But even the awaiting bad news couldn't completely overpower the sheer beauty of April in West Virginia. During the time I was away, the redbuds, lilac and wisteria bloomed like madness. I loved the hard karate training in the Budokan and in the private dojo in Naha but love the holler I live in and the various creatures that inhabit it, human and otherwise, more.
To live in West Virginia and to work on social justice issues (sorry, Mr. Beck) is always to be engaged in some kind of the strife that the ancient Greek philosopher Heraclitus regarded as "the father of all things." But it also is to be surrounded by natural splendor and social richness.
So here's to the beauty and the fight. Game on!
April 13, 2010
It's my last night in Naha and a misty rain has set in over the city. I've been here 10 nights, not counting an airline eternity before and one awaiting tomorrow. As chance would have it, the trip's timing wasn't the best. The Massey Upper Big Branch Mine disaster happened shortly after I arrived, leaving me feeling torn.
Yet the trip has delivered all I hoped. I came to drink from the fountain of real karate. I've dreamed of this for most of my life and trained hard for it the last couple of months as it became a reality.
I wanted to sample the authentic styles of Goju, Shorin, Uechi and Isshin ryu. I wanted to see and learn katas uncontaminated by American meatball martial arts. I wanted to learn the proper forms of the tanren or forging katas of Shuri and Naha te, naihanchi and sanchin respectively, all of which happened. I even had the chance to train a couple of times in the private dojo of Hanshi Minoru Higa with only a handful of other students.
I also had the privilge of participating in this karate seminar with many thoughtful people as devoted to the art as I am. Most of us stayed a little beyond the end of the seminar. Now people leave one by one or in small groups. Just like in real life.
These 10 or so days have been an eon in some ways, a milestone I'll never forget. It's been a kind of homecoming as this was where my path in life began long before I was born. I hope to come back someday, but some of it is coming home with me.
April 12, 2010
Goju ryu karate master Morio Higaonna. I'm so not worthy.
One of my favorite parts of the original Wayne's World movie was when Wayne and Garth got back stage passes at an Alice Cooper concert. At first, they waved their passes around, showing them off to one and all. But when they actually made it backstage with Alice, they couldn't handle it and fell to the ground saying "We're not worthy!"
I kind of felt that way Friday, the last official day of the karate seminar in Naha (luckily I didn't hurl). The morning's instructor was traditional Goju master Morio Higaonna Sensei, whose status in the karate world is above rock star and somewhere just below deity.
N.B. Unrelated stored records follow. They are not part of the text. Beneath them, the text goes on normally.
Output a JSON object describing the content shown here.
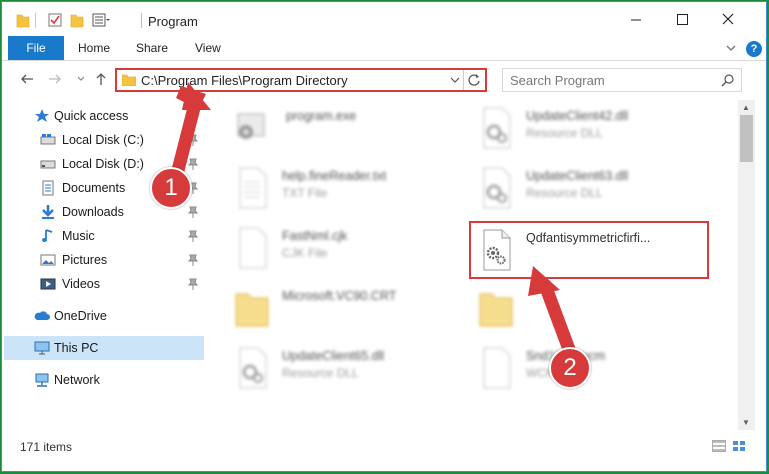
{
  "window": {
    "title": "Program",
    "controls": {
      "minimize": "minimize",
      "maximize": "maximize",
      "close": "close"
    }
  },
  "ribbon": {
    "tabs": [
      {
        "label": "File",
        "active": true
      },
      {
        "label": "Home"
      },
      {
        "label": "Share"
      },
      {
        "label": "View"
      }
    ],
    "help_label": "?"
  },
  "address": {
    "path": "C:\\Program Files\\Program Directory"
  },
  "search": {
    "placeholder": "Search Program"
  },
  "nav": {
    "items": [
      {
        "label": "Quick access",
        "icon": "star-icon",
        "pinned": false
      },
      {
        "label": "Local Disk (C:)",
        "icon": "drive-icon",
        "pinned": true
      },
      {
        "label": "Local Disk (D:)",
        "icon": "drive-icon",
        "pinned": true
      },
      {
        "label": "Documents",
        "icon": "documents-icon",
        "pinned": true
      },
      {
        "label": "Downloads",
        "icon": "download-icon",
        "pinned": true
      },
      {
        "label": "Music",
        "icon": "music-icon",
        "pinned": true
      },
      {
        "label": "Pictures",
        "icon": "pictures-icon",
        "pinned": true
      },
      {
        "label": "Videos",
        "icon": "videos-icon",
        "pinned": true
      },
      {
        "label": "OneDrive",
        "icon": "cloud-icon",
        "pinned": false
      },
      {
        "label": "This PC",
        "icon": "pc-icon",
        "pinned": false,
        "selected": true
      },
      {
        "label": "Network",
        "icon": "network-icon",
        "pinned": false
      }
    ]
  },
  "files": [
    {
      "name": "program.exe",
      "type": "",
      "icon": "exe-icon"
    },
    {
      "name": "UpdateClient42.dll",
      "type": "Resource DLL",
      "icon": "dll-icon"
    },
    {
      "name": "help.fineReader.txt",
      "type": "TXT File",
      "icon": "text-file-icon"
    },
    {
      "name": "UpdateClient63.dll",
      "type": "Resource DLL",
      "icon": "dll-icon"
    },
    {
      "name": "FastNml.cjk",
      "type": "CJK File",
      "icon": "blank-file-icon"
    },
    {
      "name": "Qdfantisymmetricfirfi...",
      "type": "",
      "icon": "dll-icon",
      "highlighted": true
    },
    {
      "name": "Microsoft.VC90.CRT",
      "type": "",
      "icon": "folder-icon"
    },
    {
      "name": "",
      "type": "",
      "icon": "folder-icon"
    },
    {
      "name": "UpdateClient65.dll",
      "type": "Resource DLL",
      "icon": "dll-icon"
    },
    {
      "name": "Snd1032.wcm",
      "type": "WCM File",
      "icon": "blank-file-icon"
    }
  ],
  "status": {
    "item_count": "171 items"
  },
  "annotations": {
    "step1": "1",
    "step2": "2",
    "color": "#d63a3a"
  },
  "colors": {
    "accent": "#1979ca",
    "selection": "#cce4f7",
    "background": "#1d8a3a"
  }
}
Now in his 70s (like most of the teachers this week), Higaonna is still extremely powerful and his technique is something to behold. It's hard to take one's eyes off his hands, which have been conditioned by decades of makiwara (striking board) and other training to the point where they are truly lethal weapons.
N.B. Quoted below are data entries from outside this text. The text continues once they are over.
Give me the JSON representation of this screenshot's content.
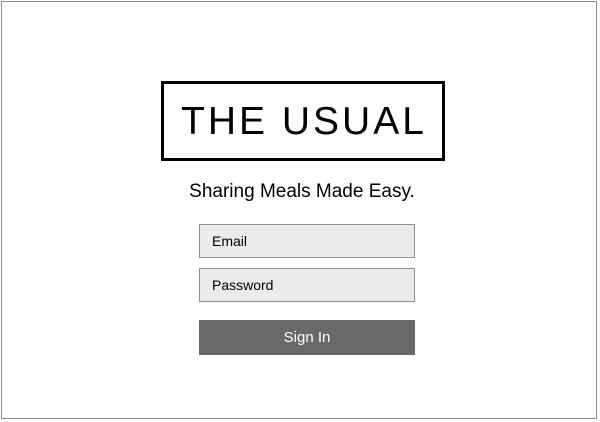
{
  "brand": {
    "logo_text": "THE USUAL",
    "tagline": "Sharing Meals Made Easy."
  },
  "login_form": {
    "email_placeholder": "Email",
    "password_placeholder": "Password",
    "submit_label": "Sign In"
  },
  "colors": {
    "input_background": "#ebebeb",
    "input_border": "#8f8f8f",
    "button_background": "#696969",
    "button_text": "#ffffff",
    "logo_border": "#000000"
  }
}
The good news is that he is actually very gentle, humble and self-effacing. He has an amazing presence and is a truly spiritual person. He also made a few Karate Kid jokes--there really are techniques that look like wax on/wax off.
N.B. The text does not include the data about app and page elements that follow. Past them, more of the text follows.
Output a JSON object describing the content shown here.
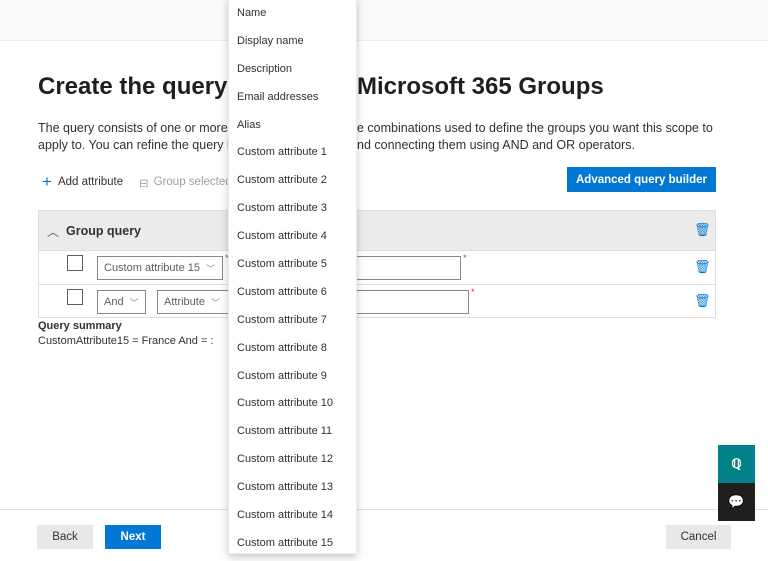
{
  "title": {
    "left": "Create the query",
    "right": "Microsoft 365 Groups"
  },
  "description": {
    "line1_left": "The query consists of one or more",
    "line1_right": "e combinations used to define the groups you want this scope to",
    "line2_left": "apply to. You can refine the query b",
    "line2_right": "nd connecting them using AND and OR operators."
  },
  "toolbar": {
    "add_attribute": "Add attribute",
    "group_selected": "Group selected",
    "advanced": "Advanced query builder"
  },
  "group_query": {
    "title": "Group query",
    "rows": [
      {
        "attribute": "Custom attribute 15",
        "value_fragment": "e"
      },
      {
        "operator": "And",
        "attribute": "Attribute",
        "value_fragment": "e"
      }
    ]
  },
  "summary": {
    "label": "Query summary",
    "text": "CustomAttribute15 = France And = :"
  },
  "dropdown": {
    "items": [
      "Name",
      "Display name",
      "Description",
      "Email addresses",
      "Alias",
      "Custom attribute 1",
      "Custom attribute 2",
      "Custom attribute 3",
      "Custom attribute 4",
      "Custom attribute 5",
      "Custom attribute 6",
      "Custom attribute 7",
      "Custom attribute 8",
      "Custom attribute 9",
      "Custom attribute 10",
      "Custom attribute 11",
      "Custom attribute 12",
      "Custom attribute 13",
      "Custom attribute 14",
      "Custom attribute 15"
    ]
  },
  "footer": {
    "back": "Back",
    "next": "Next",
    "cancel": "Cancel"
  },
  "colors": {
    "accent": "#0078d4",
    "help": "#038387",
    "feedback": "#201f1e"
  }
}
We were expecting to be drilled to exhaustion, but he took it fairly easy on us, working on body movement or tai sabaki and fighting applications from kata. At the end he spoke about karate as a peaceful discipline, quoting the old Okinawa proverb karate ni sente nashi--in karate there is no first attack.
As an example, he told of the dark post-war days when many people were driven to desperation and attempted to rob others. Chojun Miyagi, the founder of Goju, made it a point to always carry a little money and always gave it to anyone who demanded it without a fight. Note: he could have whacked them without really trying.
Another sensei put it like this: in other styles of martial art, people train to win. In Okinawa, we train so as not to be conquered.
April 11, 2010
Today I won't dwell on bad news but rather remember a magic moment that reflects a little of the kindness and hospitality of the Okinawa people.
One day last week as our afternoon training session ended at the prefectural budokan (martial arts training faculty), we were hanging out in the adjacent park and beginning to think about returning to the hotel when a group of schoolgirls came by on their way to naginata training.
A naginata back in the day was a weapon, kind of like a staff with a blade on it. Women often trained in it to protect the home when the men were away. Today, naginata-do is practiced as a budo, or martial way of spiritual and physical cultivation. The metal blade has given way to wicker and bamboo.
They tried their English on us as we greeted them back in Japanese. I suppose they are used to Western karate pilgrims. We pointed to their naginatas and used our hands to ask for a demonstration in the park.
It didn't take a whole lot of persuading. They demonstrated several two-person kata or training exercise, giggled and bowed. We bowed, applauded and giggled as well and then we waved goodbye.
Just another day in Naha ...